Fort Lauderdale fishing report for charter boat Happy Day Today and Top Shot Sportfishing Charters
Fishing this month we have been executing a few different methods, wreck fishing, bottom fishing inshore trolling, and heading offshore trolling targeting Mahi Mahi.
The seaweed has been a big challenge while constantly clearing off the lines and baits, Especially during the months of July and August seaweed travels along the South Eastern seaboard from the tip of the Keys to North Florida. When the weed is lined up facing north and south best to approach the cleaner and offshore side of the weed line.
This will allow for clean spreads and properly swimming baits while trolling the weed line. The trolling spread consisted of two teasers, two deep planner lines, two short rigger lines, and two long rigger lines with a pitch bait ready to toss if a fish is in the spread. Fishing an additional teaser line adds a string of squids or a daisy chain of lures in the water without hooks.
I like having a live well with pilchards or Ballyhoos. Having a spinner ready to cast out a live bait rig whenever there is a pallet or raft of weed that has formed into a sizable 10 by 10 area. Sometimes the Mahi will be under the raft of weeds and won’t come out unless there is a live Pilchard swimming around which will certainly excite any Mahi.
When heading offshore I am always searching for birds, weed lines, and any floating debris. When departing from Port Everglades out of Fort Lauderdale I head anywhere from 120 to 150 degrees offshore and most times run the boat until we reach 700 or 800 feet of water. Then it’s all about finding the Frigate bird, the floating debris, or the weed line.
If the Frigate bird is circling an area, get below the bird and troll your baits until you get a bite, also being ready with live bait to pitch under the Frigate bird and you’ll be hooked up with a Mahi Mahi. Additionally while offshore trolling for Mahi Mahi there is a great chance to come across a nice-sized Wahoo. 9 out of 10 of my Wahoos are captured on the deep planner lines with the sea witch.
These fish hit hard and pull a lot of drag. When hooked up they will shake their heads violently and stay deep the entire fight. On an occasion, they will break the surface and spray water as if a cannonball just hit the water. When gaffing these fish be careful when they are in the boat with their razor-sharp teeth ripping around, give them some distance.
I am also trolling the reef in shallower water from 100 out to 400 feet of water for King Mackerel, Bonita, Barracuda, Mahi, Wahoo, Blackfin Tuna, and Sailfish. Fishing the reef is good action and planning fishing can be very exciting when the rod is getting constant strikes and hits.
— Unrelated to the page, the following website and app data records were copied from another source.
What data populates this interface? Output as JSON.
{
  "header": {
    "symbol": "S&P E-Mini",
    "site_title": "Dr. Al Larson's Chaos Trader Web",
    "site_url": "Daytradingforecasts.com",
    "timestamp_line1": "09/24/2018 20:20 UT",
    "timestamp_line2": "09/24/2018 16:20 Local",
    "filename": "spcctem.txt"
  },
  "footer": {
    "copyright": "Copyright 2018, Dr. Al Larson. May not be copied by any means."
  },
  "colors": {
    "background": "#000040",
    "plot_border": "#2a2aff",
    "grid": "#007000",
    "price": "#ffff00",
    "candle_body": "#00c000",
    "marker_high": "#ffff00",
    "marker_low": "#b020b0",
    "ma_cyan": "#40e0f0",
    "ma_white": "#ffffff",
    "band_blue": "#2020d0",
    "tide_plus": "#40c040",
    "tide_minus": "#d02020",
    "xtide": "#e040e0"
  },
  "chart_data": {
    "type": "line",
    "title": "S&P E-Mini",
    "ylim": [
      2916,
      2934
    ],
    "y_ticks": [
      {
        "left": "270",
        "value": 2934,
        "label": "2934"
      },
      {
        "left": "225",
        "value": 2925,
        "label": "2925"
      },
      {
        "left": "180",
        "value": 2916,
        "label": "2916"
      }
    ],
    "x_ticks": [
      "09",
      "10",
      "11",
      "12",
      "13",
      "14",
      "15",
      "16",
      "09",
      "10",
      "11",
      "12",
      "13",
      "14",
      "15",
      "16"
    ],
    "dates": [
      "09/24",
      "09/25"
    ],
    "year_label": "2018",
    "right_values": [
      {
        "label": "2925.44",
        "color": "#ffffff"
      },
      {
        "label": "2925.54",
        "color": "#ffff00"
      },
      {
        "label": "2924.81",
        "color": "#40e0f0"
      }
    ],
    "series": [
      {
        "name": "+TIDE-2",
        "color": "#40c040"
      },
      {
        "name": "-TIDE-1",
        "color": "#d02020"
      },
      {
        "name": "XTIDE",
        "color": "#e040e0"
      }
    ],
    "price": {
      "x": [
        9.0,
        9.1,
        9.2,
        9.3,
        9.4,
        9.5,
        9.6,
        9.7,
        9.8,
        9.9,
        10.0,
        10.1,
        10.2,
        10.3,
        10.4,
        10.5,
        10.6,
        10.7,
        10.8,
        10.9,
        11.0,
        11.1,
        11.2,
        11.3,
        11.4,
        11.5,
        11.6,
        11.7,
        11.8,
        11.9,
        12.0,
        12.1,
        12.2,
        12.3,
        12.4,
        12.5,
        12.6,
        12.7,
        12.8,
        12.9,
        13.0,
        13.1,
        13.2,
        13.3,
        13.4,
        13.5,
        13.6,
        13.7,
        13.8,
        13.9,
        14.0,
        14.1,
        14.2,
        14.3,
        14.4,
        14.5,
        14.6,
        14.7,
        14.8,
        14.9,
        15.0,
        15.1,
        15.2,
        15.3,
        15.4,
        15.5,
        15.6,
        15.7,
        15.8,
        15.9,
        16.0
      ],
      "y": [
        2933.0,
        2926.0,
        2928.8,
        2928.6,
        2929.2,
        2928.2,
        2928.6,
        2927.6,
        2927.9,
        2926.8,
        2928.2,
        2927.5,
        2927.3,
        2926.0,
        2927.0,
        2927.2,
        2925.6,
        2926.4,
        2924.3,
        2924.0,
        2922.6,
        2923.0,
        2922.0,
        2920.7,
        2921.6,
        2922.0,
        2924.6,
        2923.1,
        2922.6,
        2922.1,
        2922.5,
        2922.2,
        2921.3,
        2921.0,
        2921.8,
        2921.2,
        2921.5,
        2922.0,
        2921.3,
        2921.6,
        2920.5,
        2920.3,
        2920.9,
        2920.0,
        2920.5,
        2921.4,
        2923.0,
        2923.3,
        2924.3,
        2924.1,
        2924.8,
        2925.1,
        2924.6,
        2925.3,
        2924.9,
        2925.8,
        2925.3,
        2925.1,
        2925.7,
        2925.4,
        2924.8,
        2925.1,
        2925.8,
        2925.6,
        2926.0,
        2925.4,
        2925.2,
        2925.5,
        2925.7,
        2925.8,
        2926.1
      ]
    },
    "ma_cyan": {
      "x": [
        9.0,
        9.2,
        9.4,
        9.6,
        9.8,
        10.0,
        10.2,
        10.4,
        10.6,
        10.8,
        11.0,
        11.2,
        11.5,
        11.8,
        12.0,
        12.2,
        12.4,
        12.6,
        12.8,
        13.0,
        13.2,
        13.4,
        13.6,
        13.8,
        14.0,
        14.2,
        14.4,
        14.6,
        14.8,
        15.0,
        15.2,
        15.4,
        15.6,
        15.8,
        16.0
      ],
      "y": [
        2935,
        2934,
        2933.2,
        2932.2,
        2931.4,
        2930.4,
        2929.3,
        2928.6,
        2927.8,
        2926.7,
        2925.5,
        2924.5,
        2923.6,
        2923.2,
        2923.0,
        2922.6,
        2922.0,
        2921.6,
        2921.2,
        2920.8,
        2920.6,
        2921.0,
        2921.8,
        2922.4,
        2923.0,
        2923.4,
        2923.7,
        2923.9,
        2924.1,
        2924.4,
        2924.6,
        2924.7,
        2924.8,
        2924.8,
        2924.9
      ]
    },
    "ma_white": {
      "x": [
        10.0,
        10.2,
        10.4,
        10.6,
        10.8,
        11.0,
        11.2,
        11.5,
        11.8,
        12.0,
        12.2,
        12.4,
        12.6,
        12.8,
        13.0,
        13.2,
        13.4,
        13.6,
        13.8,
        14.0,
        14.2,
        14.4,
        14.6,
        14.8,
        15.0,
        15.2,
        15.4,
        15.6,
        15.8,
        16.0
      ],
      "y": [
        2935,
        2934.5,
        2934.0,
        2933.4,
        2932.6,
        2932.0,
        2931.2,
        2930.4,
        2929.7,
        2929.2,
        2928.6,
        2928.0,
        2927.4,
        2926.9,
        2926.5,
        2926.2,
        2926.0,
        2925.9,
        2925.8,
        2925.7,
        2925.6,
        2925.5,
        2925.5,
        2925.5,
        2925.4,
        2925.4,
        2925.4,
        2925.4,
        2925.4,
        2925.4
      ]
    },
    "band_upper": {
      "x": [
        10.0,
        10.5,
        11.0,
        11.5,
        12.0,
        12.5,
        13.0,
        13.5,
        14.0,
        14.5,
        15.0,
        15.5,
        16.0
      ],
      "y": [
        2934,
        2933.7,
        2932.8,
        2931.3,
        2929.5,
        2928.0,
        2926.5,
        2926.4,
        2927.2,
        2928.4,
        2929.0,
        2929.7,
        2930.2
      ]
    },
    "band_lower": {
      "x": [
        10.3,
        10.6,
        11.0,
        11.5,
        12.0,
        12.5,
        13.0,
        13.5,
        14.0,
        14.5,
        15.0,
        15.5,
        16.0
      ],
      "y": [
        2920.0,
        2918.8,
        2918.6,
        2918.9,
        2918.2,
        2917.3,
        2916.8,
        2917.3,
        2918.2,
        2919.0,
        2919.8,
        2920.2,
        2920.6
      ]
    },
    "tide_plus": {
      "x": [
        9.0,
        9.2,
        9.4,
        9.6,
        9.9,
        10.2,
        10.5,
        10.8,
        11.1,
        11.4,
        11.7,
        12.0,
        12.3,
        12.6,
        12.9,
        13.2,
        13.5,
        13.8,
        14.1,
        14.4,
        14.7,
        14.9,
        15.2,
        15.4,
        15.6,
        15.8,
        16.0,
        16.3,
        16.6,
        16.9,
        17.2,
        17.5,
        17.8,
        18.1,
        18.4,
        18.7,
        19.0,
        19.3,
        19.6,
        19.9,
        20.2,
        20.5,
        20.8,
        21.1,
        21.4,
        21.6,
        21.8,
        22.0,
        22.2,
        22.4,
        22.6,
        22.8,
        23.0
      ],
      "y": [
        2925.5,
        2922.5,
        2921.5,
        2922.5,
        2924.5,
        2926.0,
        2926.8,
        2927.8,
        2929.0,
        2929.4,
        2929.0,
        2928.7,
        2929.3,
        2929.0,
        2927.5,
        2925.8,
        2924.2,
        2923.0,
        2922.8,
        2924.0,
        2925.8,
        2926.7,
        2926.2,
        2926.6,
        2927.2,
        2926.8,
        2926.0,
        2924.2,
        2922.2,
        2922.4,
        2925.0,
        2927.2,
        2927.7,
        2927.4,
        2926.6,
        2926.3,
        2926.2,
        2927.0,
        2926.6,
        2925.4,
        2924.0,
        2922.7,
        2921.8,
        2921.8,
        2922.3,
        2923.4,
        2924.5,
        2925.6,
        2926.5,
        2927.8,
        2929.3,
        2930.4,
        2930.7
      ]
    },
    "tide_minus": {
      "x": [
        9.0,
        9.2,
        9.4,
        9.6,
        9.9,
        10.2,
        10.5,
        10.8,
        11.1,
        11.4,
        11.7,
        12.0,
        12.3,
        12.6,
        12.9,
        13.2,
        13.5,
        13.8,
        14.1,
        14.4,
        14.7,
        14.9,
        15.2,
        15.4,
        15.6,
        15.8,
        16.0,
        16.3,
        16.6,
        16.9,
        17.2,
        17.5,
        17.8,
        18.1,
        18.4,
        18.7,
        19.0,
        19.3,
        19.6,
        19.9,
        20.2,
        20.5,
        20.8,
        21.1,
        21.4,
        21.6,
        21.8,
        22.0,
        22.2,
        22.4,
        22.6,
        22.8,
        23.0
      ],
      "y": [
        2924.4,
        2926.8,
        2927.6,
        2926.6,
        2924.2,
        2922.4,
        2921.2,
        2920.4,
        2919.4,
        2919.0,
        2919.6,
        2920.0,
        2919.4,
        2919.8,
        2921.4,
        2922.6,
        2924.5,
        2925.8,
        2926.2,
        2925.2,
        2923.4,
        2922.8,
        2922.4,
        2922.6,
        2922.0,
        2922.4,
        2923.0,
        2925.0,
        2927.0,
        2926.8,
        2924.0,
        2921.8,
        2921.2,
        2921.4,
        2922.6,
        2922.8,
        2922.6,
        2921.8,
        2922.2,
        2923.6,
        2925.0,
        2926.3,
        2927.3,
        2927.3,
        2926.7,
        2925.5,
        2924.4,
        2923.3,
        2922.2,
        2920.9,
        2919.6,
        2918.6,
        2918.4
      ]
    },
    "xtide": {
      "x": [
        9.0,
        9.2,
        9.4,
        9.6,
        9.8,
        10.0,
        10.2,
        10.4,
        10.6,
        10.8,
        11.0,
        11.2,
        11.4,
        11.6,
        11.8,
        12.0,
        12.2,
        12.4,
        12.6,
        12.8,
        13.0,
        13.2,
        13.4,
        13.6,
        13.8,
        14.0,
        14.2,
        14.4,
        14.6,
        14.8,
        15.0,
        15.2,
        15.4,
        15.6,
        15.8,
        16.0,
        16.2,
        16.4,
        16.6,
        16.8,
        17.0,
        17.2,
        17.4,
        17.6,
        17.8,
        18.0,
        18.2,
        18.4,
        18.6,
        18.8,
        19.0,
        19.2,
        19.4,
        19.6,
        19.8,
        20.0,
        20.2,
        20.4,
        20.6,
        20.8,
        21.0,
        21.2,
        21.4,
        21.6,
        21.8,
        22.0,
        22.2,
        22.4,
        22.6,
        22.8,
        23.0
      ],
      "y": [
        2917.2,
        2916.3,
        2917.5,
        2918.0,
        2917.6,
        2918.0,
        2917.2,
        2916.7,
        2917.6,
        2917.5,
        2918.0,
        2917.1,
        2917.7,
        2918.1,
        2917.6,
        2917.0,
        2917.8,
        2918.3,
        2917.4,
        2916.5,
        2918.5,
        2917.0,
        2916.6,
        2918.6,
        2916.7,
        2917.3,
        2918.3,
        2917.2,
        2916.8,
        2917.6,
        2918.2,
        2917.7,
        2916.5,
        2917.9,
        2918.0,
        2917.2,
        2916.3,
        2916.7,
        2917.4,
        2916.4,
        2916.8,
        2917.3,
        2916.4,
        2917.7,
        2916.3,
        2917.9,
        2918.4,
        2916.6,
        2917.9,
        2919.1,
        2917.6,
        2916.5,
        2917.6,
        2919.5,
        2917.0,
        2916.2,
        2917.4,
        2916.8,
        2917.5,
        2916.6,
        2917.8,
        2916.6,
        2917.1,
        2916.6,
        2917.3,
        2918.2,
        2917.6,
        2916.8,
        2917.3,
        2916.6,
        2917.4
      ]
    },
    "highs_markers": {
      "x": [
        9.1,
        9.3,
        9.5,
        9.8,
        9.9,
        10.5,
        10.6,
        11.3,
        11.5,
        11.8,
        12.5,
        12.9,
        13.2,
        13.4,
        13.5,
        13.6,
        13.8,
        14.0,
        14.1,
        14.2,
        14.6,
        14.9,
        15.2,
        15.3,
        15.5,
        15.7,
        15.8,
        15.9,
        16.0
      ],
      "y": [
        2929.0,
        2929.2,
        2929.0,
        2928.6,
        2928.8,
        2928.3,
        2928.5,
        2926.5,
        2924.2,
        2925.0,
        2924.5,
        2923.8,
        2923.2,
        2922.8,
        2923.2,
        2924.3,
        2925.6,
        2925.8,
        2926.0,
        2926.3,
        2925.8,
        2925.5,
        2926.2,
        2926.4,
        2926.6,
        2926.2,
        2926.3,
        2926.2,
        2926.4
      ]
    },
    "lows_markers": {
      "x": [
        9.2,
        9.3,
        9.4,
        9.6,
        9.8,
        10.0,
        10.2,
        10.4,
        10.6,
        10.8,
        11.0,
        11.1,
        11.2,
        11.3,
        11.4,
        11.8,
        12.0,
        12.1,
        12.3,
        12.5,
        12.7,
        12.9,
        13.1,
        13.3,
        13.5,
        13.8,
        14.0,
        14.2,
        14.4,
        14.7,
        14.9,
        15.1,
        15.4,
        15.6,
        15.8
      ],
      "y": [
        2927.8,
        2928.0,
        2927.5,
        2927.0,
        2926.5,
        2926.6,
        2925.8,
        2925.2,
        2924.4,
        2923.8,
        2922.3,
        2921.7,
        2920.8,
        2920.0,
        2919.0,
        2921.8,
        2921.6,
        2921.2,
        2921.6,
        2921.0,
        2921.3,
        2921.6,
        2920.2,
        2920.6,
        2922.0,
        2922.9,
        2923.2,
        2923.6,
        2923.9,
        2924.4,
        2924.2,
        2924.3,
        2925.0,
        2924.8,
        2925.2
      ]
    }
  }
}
Especially when the King Mackerel and Bonita bite is on and they are coming through the area, its not uncommon to have multiple strikes on the deeper lines and surface lines.
King Mackerel are edible, not bad, certainly not my favorite but when cooked fresh they make for a decent meal. Unfortunately, Bonita are not edible and make excellent bait, but not for consumption. Of course when it comes to Mahi mahi, Tuna, and Wahoo they are on the top of the list for the finest fish to eat.
I am also trolling over wrecks, reef, and the drop off searching for schools of fish. Once I get a strike I will work over the area making turns back and forth trying to get a second and third bite.
Whenever the current is moving to the North bottom fish will congregate up the current and around the wreck. I will bridle a live bait to a circle hook with a long leader and send the bait to the bottom of the wreck,
bring the bait up 50 feet so as not to snag the wreck, and ride the current passing over the wreck. Many times the fish will feed up current to right on top of the wreck and when we are hooked into the fish I will pull the boat away from the wreck to help get the fish away from the structure.
A combination of live baiting, offshore and inshore trolling, and wreck fishing will make for an exciting fishing charter out of Fort Lauderdale.
The charter boat Happy Day Today is a 52’ Hatteras sport fish and we do have ice, coolers, a fridge, a freezer, AC, fishing tackle, and licensing.
Inshore trolling – To book a deep-sea fishing charter contact Capt. Dave Zsak at 954-439-8106.